Environmental Information Regulations 2004
The Environmental Information Regulations were updated in 2004 to ensure that they fell in line with the Freedom of Information Act 2000. Environmental Information is exempt from the Freedom of Information Act 2000 and must be released or withheld under these regulations.
What is Environmental Information?
‘Environmental Information’ covers information on:
•The state of the environment: such as air, water, soil, land, flora and fauna and diversity including information on genetically modified organism
•Emissions and discharges: such as noise, energy, radiation, waste and other such substances
•Measures and activities: such as policies, plans and agreements, reports, cost benefit and economic analyses
•The state of human health and safety: including contamination of the food chain
•Cultural sites and built structures: as they may be affected by environmental factors
Who can request information and from which bodies?
The Regulations allow anyone to request environmental information. They can make the request to public authorities and those bodies carrying out a public function e.g. NHS hospitals, councils and privatised utility companies.
How can the request be made?
A request can be made verbally or by e-mail: or post: Communications, Level 4 West Outpatients, Norfolk and Norwich University Hospital, Colney Lane, Norwich, NR4 7UY.
When can the requester expect a reply?
A request must usually be answered within 20 working days of receipt of the request; however, this may be extended to 40 working days if the request is complex.
If we receive a request that is not specific enough, we will contact the requester as soon as possible to try to determine exactly what information they would like.
What format will the reply be in?
As with the Freedom of Information Act, when making a request, the requester may state a preference as to the form/format in which they would like the information to be provided.
How do we ‘list’ what is available?
Information which is routinely publicly available can be found within our Freedom of Information Act Publication Scheme.
There are exemptions under the Regulations. These include where release of the information would adversely affect national security or commercial interests. However, the regulations require the application of a public interest test for all exemptions.
Unlike the Freedom of Information Act, there is an exemption to disclosure where disclosure would adversely affect the interests of a third party who was not legally obliged to provide information to the Trust, which the Trust would not otherwise be legally entitled to disclose and the third party has not consented to such disclosure.
There are also exemptions that are not covered under the Freedom of Information Act such as exemptions to disclosure in respect of internal communications and where disclosure would adversely affect intellectual property rights or the protection of the environment.
If we refuse to disclose all or part of the information requested, we must state in writing what exemption the information falls under, and justify its decision that the exemption should be applied.

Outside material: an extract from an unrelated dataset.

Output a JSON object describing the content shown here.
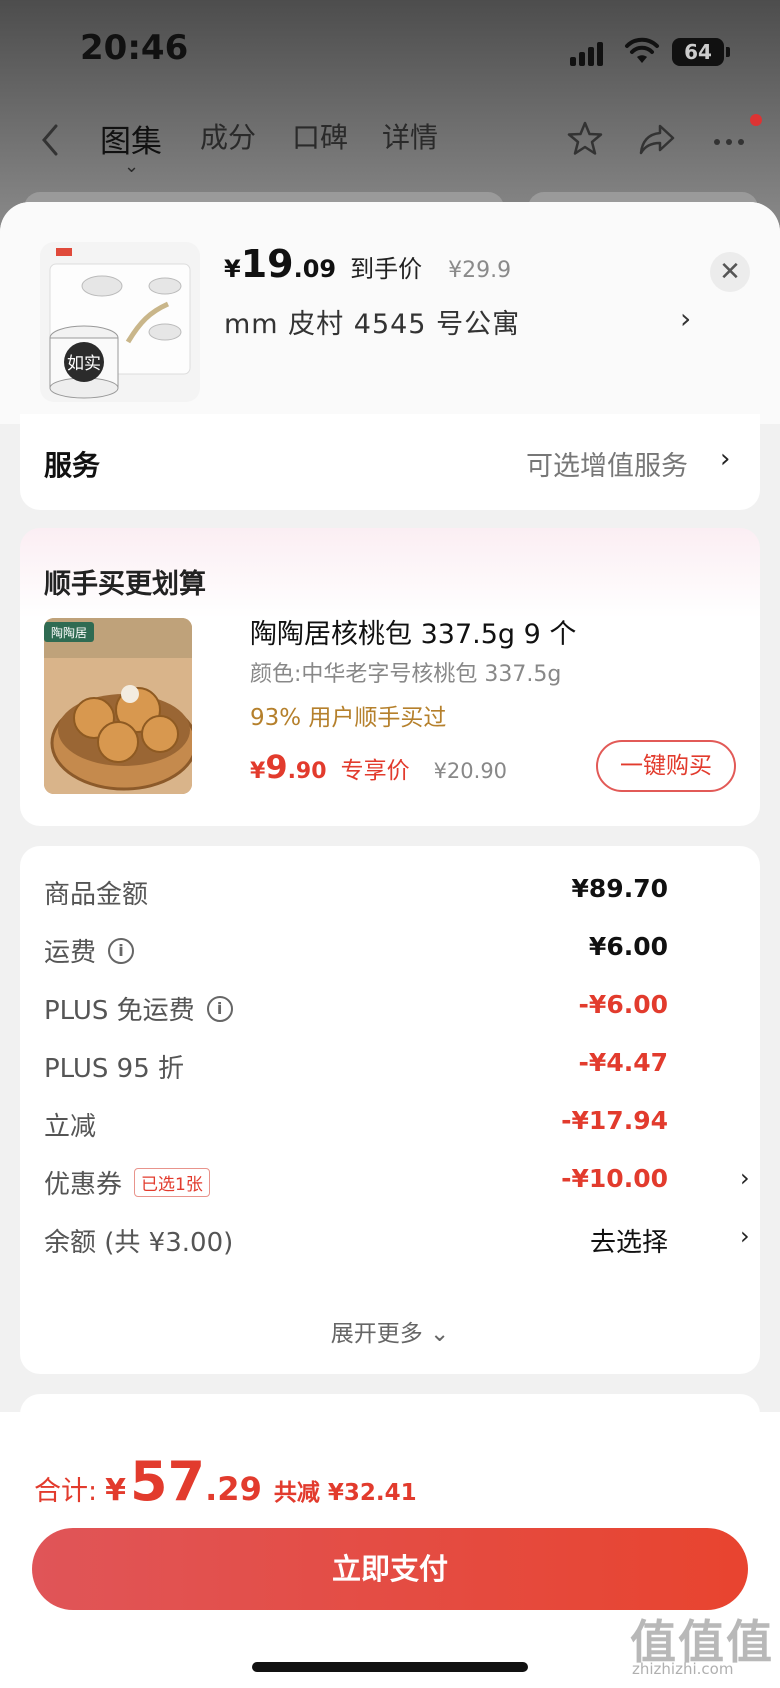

Applicants will have the right to appeal the decision, initially to the Trust itself then, if they remain dissatisfied, to the Information Commissioner.
If you are not happy with the reply what must you do?

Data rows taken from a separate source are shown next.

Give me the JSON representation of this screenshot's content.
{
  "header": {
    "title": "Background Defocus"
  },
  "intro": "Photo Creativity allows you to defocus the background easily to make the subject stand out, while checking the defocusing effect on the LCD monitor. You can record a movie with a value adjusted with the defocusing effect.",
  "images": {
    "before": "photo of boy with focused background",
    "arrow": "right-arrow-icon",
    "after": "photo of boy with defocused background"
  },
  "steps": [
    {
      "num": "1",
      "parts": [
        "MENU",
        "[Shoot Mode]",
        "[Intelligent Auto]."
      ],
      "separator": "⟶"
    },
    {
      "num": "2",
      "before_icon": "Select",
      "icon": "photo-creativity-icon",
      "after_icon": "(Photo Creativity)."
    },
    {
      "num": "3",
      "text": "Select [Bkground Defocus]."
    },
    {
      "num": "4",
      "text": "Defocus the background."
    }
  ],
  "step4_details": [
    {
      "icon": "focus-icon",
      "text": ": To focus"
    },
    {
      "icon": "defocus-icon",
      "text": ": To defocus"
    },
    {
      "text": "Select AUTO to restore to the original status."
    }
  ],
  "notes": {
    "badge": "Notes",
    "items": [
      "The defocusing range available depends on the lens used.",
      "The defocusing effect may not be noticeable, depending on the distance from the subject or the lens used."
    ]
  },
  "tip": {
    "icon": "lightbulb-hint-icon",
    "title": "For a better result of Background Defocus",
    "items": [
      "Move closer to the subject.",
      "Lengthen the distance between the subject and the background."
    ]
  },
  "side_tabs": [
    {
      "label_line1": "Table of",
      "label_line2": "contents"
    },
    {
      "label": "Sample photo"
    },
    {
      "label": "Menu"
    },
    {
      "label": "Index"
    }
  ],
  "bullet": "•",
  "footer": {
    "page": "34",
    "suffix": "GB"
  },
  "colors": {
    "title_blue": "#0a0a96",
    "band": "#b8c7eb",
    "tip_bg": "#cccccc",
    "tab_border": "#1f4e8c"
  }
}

Under the Regulations, an applicant has only 40 working days to make written representations to the Trust from the date you believe we have failed to deal with a request.
We must respond to the complaint within 40 working days.

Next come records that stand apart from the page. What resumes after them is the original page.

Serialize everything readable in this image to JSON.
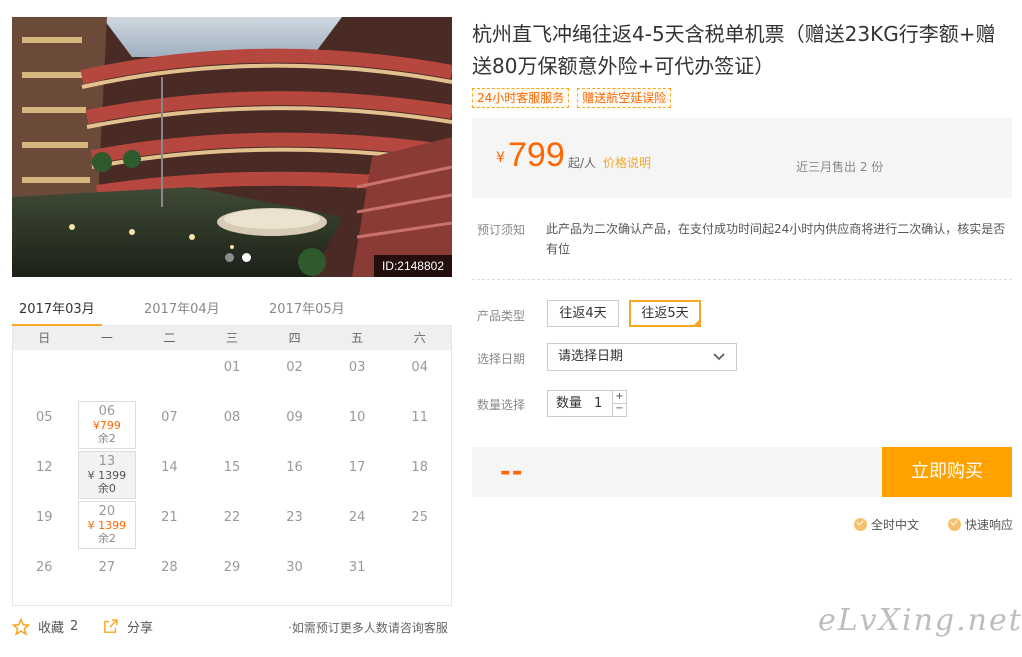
{
  "gallery": {
    "image_id": "ID:2148802",
    "slide_count": 2,
    "active_slide": 2
  },
  "calendar": {
    "tabs": [
      "2017年03月",
      "2017年04月",
      "2017年05月"
    ],
    "active_tab": 0,
    "weekdays": [
      "日",
      "一",
      "二",
      "三",
      "四",
      "五",
      "六"
    ],
    "rows": [
      [
        {
          "d": ""
        },
        {
          "d": ""
        },
        {
          "d": ""
        },
        {
          "d": "01"
        },
        {
          "d": "02"
        },
        {
          "d": "03"
        },
        {
          "d": "04"
        }
      ],
      [
        {
          "d": "05"
        },
        {
          "d": "06",
          "price": "¥799",
          "remain": "余2",
          "state": "avail"
        },
        {
          "d": "07"
        },
        {
          "d": "08"
        },
        {
          "d": "09"
        },
        {
          "d": "10"
        },
        {
          "d": "11"
        }
      ],
      [
        {
          "d": "12"
        },
        {
          "d": "13",
          "price": "¥ 1399",
          "remain": "余0",
          "state": "full"
        },
        {
          "d": "14"
        },
        {
          "d": "15"
        },
        {
          "d": "16"
        },
        {
          "d": "17"
        },
        {
          "d": "18"
        }
      ],
      [
        {
          "d": "19"
        },
        {
          "d": "20",
          "price": "¥ 1399",
          "remain": "余2",
          "state": "avail"
        },
        {
          "d": "21"
        },
        {
          "d": "22"
        },
        {
          "d": "23"
        },
        {
          "d": "24"
        },
        {
          "d": "25"
        }
      ],
      [
        {
          "d": "26"
        },
        {
          "d": "27"
        },
        {
          "d": "28"
        },
        {
          "d": "29"
        },
        {
          "d": "30"
        },
        {
          "d": "31"
        },
        {
          "d": ""
        }
      ]
    ]
  },
  "footer": {
    "favorite_label": "收藏",
    "favorite_count": "2",
    "share_label": "分享",
    "consult_tip": "如需预订更多人数请咨询客服",
    "watermark": "eLvXing.net"
  },
  "product": {
    "title": "杭州直飞冲绳往返4-5天含税单机票（赠送23KG行李额+赠送80万保额意外险+可代办签证）",
    "tags": [
      "24小时客服服务",
      "赠送航空延误险"
    ],
    "currency": "¥",
    "price": "799",
    "price_unit": "起/人",
    "price_note": "价格说明",
    "sold": "近三月售出 2 份",
    "notice_label": "预订须知",
    "notice_text": "此产品为二次确认产品，在支付成功时间起24小时内供应商将进行二次确认，核实是否有位",
    "type_label": "产品类型",
    "types": [
      "往返4天",
      "往返5天"
    ],
    "selected_type": 1,
    "date_label": "选择日期",
    "date_placeholder": "请选择日期",
    "qty_label": "数量选择",
    "qty_prefix": "数量",
    "qty_value": "1",
    "qty_plus": "+",
    "qty_minus": "−",
    "total": "--",
    "buy_label": "立即购买",
    "assurances": [
      "全时中文",
      "快速响应"
    ]
  },
  "colors": {
    "accent": "#ffa200",
    "price": "#ff6600"
  }
}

Can we charge for the supply of information?
In a similar manner to the Freedom of Information Act 2000, the EIR allow for charges to be applied for the supply of information; however, such charges still await ratification by the legislature.